Modeling: Clay modeling through the themes of the curriculum.
Music: Introduce string orchestra. Children take up violin, viola, cello or bass. Continue music reading, major and minor scales, play in 2-4 parts.
Eurythmy: Choreography based on grammatical forms, alliterative poetry, concentration exercises, physical gestures for the alphabet.
Games/Movement: Running, jumping, & throwing games. Folk dances, relay games, ball work, group challenges, cooperative games, circus arts.
I sense myself in relation to others.
This is the pivotal point between childhood and puberty. Fifth grade is a year of harmonious balance as well as the doorway to more systematic thinking and scientific observation. The curriculum reflects this change in the transition from myth to history, the study of Egyptian pyramids and the perfect forms of Ancient Greece. Now the students must clothe their insights with the delicate sense of beauty they have cultivated since first grade. In a blend of careful observation and artistic vision, the goal of fifth grade teaching is to inspire “exact imagination” in our students.
While teachers tailor the Waldorf curriculum to the needs of each class, your Fifth Grader will typically learn:
History: Study of Ancient Cultures: India, Persia, Egypt, Mesopotamia, and Greece.
Literature: Ancient mythology, including Gilgamesh. Biographical studies of individual men and women from ancient civilizations.
English/Grammar: Active and passive verbs. Proper use of capitalization and punctuation, synonyms, antonyms, homonyms, subject and predicate parts of speech. Compositions with emphasis on description, book reports, and letter writing. Spelling rules and vocabulary lists.

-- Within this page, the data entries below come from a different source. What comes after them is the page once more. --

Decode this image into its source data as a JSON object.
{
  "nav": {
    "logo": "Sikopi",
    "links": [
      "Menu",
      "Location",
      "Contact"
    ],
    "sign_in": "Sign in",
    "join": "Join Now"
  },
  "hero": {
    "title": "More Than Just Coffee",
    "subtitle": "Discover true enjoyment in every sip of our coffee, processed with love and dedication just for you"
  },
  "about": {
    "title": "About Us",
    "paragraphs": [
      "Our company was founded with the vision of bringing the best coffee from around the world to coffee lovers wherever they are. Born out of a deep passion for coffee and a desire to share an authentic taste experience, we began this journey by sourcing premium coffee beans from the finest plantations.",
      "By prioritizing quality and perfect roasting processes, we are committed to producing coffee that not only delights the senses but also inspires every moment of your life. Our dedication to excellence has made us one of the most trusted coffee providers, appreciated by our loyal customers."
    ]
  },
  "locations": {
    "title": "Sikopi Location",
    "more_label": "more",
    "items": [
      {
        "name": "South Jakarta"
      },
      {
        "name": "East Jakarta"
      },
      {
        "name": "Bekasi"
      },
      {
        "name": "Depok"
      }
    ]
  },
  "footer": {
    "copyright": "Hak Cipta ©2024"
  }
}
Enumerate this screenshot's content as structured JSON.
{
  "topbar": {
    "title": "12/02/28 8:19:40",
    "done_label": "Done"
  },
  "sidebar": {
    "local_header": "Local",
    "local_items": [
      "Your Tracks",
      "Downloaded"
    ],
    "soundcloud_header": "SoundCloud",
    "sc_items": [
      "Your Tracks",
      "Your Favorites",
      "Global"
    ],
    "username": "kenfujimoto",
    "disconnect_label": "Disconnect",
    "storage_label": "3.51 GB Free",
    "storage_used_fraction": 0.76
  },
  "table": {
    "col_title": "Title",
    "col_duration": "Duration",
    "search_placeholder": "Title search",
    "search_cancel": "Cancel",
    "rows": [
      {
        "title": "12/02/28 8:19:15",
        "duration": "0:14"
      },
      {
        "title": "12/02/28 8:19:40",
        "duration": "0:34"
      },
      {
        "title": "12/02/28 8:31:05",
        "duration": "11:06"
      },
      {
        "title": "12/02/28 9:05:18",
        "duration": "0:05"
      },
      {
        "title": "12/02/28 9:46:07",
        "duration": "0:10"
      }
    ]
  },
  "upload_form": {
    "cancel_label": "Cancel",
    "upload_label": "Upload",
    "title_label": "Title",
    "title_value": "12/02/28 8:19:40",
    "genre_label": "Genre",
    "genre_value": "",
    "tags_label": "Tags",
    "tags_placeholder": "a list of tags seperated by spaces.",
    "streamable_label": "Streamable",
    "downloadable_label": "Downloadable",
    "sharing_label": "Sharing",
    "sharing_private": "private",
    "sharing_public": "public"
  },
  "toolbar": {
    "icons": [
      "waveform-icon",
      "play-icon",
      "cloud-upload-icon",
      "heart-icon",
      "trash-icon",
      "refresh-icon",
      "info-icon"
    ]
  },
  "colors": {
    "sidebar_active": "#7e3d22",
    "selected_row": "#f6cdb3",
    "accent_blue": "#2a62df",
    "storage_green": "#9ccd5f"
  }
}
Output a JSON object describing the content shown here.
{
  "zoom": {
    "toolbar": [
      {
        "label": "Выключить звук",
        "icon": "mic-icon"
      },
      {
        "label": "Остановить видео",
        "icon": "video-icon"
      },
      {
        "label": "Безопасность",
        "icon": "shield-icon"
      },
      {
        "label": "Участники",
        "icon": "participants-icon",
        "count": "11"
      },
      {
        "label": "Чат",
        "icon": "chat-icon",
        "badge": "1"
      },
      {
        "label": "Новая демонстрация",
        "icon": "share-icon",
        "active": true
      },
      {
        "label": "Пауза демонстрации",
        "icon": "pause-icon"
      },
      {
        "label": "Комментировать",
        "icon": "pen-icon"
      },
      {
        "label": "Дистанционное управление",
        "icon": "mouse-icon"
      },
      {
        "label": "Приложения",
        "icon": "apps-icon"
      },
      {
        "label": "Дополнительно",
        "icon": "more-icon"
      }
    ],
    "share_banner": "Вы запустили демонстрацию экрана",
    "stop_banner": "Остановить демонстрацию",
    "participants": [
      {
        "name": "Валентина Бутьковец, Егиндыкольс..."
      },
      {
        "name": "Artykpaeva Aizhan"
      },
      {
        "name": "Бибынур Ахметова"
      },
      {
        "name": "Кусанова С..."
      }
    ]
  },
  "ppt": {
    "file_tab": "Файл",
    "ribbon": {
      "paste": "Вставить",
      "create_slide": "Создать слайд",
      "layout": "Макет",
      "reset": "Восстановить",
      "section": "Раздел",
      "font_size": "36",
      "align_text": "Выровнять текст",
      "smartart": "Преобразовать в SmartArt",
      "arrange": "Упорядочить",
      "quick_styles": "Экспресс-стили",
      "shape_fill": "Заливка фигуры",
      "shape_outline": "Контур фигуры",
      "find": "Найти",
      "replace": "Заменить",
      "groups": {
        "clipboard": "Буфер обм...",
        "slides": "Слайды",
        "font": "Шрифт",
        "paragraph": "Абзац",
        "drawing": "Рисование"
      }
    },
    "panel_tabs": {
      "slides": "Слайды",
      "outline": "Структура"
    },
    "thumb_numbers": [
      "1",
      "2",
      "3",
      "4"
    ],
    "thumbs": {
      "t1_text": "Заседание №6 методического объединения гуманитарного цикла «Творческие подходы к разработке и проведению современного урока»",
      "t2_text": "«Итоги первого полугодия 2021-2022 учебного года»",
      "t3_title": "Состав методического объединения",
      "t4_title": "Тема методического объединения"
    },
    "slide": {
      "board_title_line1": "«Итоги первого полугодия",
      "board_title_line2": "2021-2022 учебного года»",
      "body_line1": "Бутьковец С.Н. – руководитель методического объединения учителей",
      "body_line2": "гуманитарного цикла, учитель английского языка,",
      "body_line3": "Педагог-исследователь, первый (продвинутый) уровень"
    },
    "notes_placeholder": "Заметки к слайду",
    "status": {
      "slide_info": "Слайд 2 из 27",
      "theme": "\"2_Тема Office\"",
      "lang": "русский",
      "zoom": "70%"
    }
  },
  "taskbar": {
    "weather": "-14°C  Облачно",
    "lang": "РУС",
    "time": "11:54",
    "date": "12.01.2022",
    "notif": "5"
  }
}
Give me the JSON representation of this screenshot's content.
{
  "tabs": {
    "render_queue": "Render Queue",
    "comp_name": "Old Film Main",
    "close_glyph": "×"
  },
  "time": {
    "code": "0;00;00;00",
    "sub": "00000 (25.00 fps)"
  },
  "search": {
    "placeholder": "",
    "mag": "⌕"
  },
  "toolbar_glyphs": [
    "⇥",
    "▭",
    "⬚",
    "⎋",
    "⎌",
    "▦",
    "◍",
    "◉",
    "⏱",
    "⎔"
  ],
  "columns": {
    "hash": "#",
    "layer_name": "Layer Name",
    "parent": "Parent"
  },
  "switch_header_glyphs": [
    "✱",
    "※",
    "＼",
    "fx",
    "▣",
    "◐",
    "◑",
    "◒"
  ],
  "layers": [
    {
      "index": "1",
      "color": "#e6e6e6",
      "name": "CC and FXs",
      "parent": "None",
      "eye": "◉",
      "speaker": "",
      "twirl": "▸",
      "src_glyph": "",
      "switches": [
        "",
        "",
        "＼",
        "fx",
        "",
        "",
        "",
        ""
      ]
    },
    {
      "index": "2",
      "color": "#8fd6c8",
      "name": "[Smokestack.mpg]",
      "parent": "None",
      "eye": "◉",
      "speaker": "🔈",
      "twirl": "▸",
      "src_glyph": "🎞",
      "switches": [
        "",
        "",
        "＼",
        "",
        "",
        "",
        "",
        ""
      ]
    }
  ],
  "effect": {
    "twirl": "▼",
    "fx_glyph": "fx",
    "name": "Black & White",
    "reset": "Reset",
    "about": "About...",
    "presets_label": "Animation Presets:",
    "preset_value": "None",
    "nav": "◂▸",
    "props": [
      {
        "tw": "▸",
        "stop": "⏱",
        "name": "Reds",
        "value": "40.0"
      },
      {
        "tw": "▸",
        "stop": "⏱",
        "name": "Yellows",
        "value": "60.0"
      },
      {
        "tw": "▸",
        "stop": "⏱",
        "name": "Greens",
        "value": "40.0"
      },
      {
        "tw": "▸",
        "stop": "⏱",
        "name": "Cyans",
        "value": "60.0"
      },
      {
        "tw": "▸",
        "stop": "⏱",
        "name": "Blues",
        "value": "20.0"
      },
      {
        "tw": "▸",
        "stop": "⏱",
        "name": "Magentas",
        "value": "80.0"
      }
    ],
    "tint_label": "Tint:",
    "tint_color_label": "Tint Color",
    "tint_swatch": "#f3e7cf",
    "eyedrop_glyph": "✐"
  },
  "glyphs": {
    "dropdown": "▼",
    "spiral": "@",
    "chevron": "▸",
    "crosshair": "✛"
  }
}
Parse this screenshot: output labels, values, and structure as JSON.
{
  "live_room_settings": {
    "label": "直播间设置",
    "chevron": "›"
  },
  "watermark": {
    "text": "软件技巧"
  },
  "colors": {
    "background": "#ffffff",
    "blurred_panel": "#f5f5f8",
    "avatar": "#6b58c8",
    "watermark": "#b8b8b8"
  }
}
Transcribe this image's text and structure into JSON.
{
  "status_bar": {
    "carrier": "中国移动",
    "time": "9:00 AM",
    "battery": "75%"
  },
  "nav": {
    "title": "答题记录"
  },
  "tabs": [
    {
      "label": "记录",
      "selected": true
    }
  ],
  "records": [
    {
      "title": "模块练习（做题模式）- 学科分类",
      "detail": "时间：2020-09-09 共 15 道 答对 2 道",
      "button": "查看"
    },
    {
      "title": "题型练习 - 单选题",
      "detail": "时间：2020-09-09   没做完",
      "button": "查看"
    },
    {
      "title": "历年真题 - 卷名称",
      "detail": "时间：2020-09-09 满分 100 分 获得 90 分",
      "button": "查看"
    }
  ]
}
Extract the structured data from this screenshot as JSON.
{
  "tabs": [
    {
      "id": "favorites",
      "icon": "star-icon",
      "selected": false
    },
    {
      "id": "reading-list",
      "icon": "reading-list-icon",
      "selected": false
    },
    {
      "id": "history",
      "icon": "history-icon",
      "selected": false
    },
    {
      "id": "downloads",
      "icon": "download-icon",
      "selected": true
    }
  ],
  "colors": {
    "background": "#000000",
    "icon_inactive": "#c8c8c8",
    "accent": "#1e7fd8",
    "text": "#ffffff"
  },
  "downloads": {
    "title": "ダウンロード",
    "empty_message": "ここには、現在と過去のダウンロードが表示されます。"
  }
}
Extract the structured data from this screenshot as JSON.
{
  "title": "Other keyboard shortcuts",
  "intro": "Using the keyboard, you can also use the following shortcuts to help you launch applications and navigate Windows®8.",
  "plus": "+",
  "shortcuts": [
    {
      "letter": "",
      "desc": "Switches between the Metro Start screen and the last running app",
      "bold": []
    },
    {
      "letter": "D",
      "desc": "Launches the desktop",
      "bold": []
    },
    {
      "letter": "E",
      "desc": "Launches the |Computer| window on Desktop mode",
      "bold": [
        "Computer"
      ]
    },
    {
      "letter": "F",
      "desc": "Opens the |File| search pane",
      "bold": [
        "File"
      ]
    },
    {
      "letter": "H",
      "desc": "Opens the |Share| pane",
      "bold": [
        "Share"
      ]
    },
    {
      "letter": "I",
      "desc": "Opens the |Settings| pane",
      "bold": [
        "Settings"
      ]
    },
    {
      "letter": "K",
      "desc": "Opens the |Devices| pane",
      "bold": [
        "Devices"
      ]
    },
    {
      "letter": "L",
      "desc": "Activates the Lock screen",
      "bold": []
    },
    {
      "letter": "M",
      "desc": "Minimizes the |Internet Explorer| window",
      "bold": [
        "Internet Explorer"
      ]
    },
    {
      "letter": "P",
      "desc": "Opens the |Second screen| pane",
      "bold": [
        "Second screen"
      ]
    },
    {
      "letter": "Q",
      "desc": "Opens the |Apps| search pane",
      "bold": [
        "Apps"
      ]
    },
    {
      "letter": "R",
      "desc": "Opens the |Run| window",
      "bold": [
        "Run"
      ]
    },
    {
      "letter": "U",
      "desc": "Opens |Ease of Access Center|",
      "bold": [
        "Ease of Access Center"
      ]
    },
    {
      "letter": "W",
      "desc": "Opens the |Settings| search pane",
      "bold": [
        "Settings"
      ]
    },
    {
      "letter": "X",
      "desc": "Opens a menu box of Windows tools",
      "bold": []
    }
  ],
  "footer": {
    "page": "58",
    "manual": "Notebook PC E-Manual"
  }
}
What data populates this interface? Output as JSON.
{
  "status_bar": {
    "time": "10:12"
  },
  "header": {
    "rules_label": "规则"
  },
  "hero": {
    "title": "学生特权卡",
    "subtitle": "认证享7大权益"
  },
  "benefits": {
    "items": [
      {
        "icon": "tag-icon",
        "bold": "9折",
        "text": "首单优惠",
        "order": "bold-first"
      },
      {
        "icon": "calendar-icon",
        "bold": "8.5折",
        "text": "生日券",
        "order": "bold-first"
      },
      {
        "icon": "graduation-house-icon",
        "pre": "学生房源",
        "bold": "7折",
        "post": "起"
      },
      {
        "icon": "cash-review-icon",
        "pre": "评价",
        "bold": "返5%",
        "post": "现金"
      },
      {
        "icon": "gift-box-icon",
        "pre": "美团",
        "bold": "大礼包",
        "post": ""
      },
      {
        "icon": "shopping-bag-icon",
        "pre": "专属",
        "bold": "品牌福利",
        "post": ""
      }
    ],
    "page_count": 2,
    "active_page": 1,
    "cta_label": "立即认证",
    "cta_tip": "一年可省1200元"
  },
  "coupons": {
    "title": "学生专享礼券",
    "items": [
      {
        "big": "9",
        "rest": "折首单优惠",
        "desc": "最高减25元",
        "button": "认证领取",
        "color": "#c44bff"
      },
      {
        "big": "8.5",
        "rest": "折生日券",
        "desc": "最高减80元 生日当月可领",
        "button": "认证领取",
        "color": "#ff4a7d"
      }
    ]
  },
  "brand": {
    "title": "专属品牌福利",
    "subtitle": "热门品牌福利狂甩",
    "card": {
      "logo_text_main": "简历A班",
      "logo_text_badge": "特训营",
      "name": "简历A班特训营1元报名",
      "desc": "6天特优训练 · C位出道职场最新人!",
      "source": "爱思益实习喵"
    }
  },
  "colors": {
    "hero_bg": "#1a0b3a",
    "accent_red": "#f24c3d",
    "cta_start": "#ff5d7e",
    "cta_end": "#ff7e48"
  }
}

Spanish: Read simple texts, understand syntax. Short oral speeches and description, beginning understanding of the world as a whole and diverse areas and people within it.
Geography: North American geography, physical and political.
Science: Botany: Study of plants in relation to the earth, the archetypal plant.
Mathematics: Metric and imperial systems, place value, number sense, decimals, fractions, geometry. With Math Specialist.
Drawing: Free geometric drawings, Greek and Egyptian forms.
Painting: Work from darkness into light.
Handwork: Knitting, using four needles to make a pair of socks.
Gardening: Botanical studies- herbal medicine making, pollination, regional plants, plant propagation; carving greenwood butter spreaders.
Woodworking: Making an egg using a saw and chisel. Study of convex shapes.
Modeling: Clay modeling through the themes of the curriculum.
Music: String orchestra continues. Introduce soprano and alto flute, musical modes, general music theory, choir in 2-4 parts, experience live, local music events.
Eurythmy: Poetic rhythms, including hexameter, musical elements of pitch, rhythm, and beat. Ancient Greek dances.
Games/Movement: Rhythmic exercises, tumbling, simple acrobatics and circus arts. Greek sports: javelin, discus, wrestling, running races, high jump, long jump. Greek Games. Team games and folk dances.